And it is precisely here -- when the good players realize their potential, will the Pirates pay to keep their stars, as the Penguins and Steelers have done -- where the fan's optimism begins to wane toward the cynical.

"Bottom line: Huntington and Coonelly seem to be doing their part by doing their job well," says 20-year-old Bridgeville native Jake Seiner, a junior at Boston University who was 3 years old the last time the Pirates captured the city's imagination. "The day I abandon my Pirate fanhood is the day Nutting refuses to pony up the extra cash needed to put together a contender. Ineptitude is one thing, but blatant disregard for the fan base is another, and if Nutting fails to follow through on his promise to increase payroll when the time's ready, that's exactly what he'll be doing."

Signs of life?

It is a good, hopeful three days in Pittsburgh. The Pirates take two of three from the defending world champion Phillies. Even in the loss, a 4-1, 10-inning affair in the middle game, the Pirates show life.

Allison Felton, a 21-year-old from Monroeville and a senior at the University of Pittsburgh, works as a hostess at the Sonoma Grille on Penn Avenue. With the Pirates trailing 1-0 in the bottom of the ninth, Felton is explaining how the Pirates have lost her. "I used to go to the games for the food and the fireworks, but I'm a much bigger hockey fan now." Yet she is keeping her eye on the television, impressed that the Pirates are fighting hard against a better Phillies team. "He's going to hit a home run," Felton says of the hitter, Brandon Moss. Two swings later, Moss sends the game into extra innings with a home run.

But it is McCutchen who puts himself in the middle of the discussion with an appropriate combination of inexperience and star power. In the first game, McCutchen singles and steals second, sending a buzz throughout the sparse home crowd ("He can steal whenever he wants," a Pirates fan says). In the fifth, he walks and is subsequently erased attempting to steal.

With one on and two outs, and the game tied 3-3 in the top of the ninth, Philadelphia center fielder Shane Victorino sends a drive to center. McCutchen darts in and freezes, realizing his misplay as the ball sails over his head. The Phillies took the lead on the play.

In the bottom of the ninth, McCutchen wins the game with a two-run, walk-off home run off Phillies closer Brad Lidge. In the finale, McCutchen leads off the first inning with a home run. For the series, he is 5-for-12 with two home runs. The Pirates are starting to believe they have their buzz guy.
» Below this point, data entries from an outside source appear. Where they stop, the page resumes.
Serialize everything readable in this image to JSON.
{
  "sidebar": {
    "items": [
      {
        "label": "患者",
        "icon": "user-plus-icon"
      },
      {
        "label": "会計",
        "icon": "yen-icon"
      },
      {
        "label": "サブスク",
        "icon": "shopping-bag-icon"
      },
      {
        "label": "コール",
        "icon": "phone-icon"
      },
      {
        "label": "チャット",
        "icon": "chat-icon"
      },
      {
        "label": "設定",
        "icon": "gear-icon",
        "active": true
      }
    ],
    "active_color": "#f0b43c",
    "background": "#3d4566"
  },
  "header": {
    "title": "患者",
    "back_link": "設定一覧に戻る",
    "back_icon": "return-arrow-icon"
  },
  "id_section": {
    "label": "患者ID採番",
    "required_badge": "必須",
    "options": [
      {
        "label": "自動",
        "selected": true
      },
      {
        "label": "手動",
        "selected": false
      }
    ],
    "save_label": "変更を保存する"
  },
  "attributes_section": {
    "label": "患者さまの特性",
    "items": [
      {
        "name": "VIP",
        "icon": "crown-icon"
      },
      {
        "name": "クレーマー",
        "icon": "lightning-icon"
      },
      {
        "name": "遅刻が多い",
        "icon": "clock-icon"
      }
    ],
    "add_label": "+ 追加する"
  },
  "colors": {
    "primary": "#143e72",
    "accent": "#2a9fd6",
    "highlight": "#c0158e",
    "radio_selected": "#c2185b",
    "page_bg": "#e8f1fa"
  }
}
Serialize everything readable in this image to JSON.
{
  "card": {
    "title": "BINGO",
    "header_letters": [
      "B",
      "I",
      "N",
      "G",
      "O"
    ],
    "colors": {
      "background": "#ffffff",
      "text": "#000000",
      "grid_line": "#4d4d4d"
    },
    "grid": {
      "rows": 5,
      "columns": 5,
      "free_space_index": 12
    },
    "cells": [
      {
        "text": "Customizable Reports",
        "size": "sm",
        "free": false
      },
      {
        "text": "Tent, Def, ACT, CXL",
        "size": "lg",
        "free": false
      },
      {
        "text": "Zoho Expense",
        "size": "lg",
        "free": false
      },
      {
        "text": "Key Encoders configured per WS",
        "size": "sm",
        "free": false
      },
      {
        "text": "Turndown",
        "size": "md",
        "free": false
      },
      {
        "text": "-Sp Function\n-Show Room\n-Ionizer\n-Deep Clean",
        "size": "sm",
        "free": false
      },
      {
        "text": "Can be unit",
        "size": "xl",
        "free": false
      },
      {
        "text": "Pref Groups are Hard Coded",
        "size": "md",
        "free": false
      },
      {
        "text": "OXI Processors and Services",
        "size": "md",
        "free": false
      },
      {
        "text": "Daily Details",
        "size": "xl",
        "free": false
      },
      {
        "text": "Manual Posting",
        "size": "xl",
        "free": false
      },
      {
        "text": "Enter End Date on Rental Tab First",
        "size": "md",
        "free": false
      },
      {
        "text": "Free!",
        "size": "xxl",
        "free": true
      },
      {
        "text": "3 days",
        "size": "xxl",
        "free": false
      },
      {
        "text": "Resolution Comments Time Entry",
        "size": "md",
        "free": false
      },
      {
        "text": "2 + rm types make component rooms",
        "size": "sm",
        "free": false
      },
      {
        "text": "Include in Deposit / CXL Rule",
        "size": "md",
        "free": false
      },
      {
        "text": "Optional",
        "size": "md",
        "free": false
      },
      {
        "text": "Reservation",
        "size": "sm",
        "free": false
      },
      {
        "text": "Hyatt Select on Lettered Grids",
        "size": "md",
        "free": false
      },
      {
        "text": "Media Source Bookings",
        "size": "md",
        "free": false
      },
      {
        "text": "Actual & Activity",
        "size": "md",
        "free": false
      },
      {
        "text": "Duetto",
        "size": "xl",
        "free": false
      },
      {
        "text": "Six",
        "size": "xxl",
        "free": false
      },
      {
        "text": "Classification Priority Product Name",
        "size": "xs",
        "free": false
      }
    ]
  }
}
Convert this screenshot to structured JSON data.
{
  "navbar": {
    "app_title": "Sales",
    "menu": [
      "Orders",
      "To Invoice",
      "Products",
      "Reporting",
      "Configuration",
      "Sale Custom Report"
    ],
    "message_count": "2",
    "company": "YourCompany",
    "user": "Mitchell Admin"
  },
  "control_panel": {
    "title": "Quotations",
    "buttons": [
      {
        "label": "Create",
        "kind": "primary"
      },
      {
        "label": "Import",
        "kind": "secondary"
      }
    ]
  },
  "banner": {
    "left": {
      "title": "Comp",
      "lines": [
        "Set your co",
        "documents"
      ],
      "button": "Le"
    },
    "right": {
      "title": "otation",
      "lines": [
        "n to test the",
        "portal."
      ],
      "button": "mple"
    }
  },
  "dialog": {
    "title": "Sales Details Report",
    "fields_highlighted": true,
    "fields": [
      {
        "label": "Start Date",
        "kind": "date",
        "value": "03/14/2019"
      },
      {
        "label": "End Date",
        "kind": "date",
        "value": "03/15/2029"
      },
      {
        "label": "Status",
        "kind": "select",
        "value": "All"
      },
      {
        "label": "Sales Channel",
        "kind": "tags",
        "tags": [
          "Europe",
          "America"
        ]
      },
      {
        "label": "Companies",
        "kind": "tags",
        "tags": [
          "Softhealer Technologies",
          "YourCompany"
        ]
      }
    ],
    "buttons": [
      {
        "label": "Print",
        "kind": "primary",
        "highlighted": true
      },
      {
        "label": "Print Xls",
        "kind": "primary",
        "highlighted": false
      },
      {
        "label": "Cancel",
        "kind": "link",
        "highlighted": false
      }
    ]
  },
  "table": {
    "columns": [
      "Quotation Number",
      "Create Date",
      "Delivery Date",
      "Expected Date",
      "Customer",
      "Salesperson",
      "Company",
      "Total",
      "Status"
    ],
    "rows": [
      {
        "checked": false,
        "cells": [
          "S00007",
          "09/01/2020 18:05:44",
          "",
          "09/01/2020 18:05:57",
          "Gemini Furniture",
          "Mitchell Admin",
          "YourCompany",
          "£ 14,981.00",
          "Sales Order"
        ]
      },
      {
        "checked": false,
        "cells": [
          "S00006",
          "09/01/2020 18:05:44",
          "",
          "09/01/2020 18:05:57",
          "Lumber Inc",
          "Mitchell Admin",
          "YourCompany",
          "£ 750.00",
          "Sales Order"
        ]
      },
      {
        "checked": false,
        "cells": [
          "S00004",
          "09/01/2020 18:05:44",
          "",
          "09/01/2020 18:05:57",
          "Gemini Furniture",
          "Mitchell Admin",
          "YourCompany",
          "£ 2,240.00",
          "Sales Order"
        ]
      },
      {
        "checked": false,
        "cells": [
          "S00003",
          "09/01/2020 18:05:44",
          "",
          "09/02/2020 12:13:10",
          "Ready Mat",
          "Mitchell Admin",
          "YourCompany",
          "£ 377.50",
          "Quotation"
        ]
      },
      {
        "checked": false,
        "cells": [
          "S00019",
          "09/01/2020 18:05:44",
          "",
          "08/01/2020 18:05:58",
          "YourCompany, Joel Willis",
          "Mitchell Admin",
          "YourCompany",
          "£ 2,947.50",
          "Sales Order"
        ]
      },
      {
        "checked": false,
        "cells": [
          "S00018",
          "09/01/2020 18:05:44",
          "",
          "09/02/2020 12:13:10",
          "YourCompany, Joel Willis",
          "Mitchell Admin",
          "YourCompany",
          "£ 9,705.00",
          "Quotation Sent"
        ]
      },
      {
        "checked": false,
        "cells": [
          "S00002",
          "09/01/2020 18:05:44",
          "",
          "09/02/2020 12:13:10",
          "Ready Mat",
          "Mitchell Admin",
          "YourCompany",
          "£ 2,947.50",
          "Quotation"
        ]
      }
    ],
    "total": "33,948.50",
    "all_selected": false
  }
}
"We don't have that guy. We don't have a Crosby. We don't have a [Ben] Roethlisberger," Tom Smith says. "But McCutchen, he's got it. He's got everything."

Before the second game against the Pirates, a day after McCutchen's star turn in the opener, Phillies first-base coach Davey Lopes -- a tough, old school baseball man not easily given to hype -- thumps the end of his fungo bat into the dirt for emphasis each time he uses the phrase "impact player."

"You can see McCutchen has grown and improved since the last time we came in here," Lopes said. "You need impact players if you're going to turn this thing around. I think if you asked any general manager in this game in the position the Pirates were in, they all would have done the same thing in moving Sanchez and Wilson, because those guys were going to make a lot of money but weren't going to change the game.

"You need impact players, guys who are going be dynamic. I wouldn't put that on this kid yet. And that's only the first part. The second part is, 'will you pay them when the time comes?'"

Howard Bryant is a senior writer for ESPN.com. He is the author of "Shut Out: A Story of Race and Baseball in Boston" and "Juicing the Game: Drugs, Power and the Fight for the Soul of Major League Baseball." He can be reached at Howard.Bryant@espn3.com.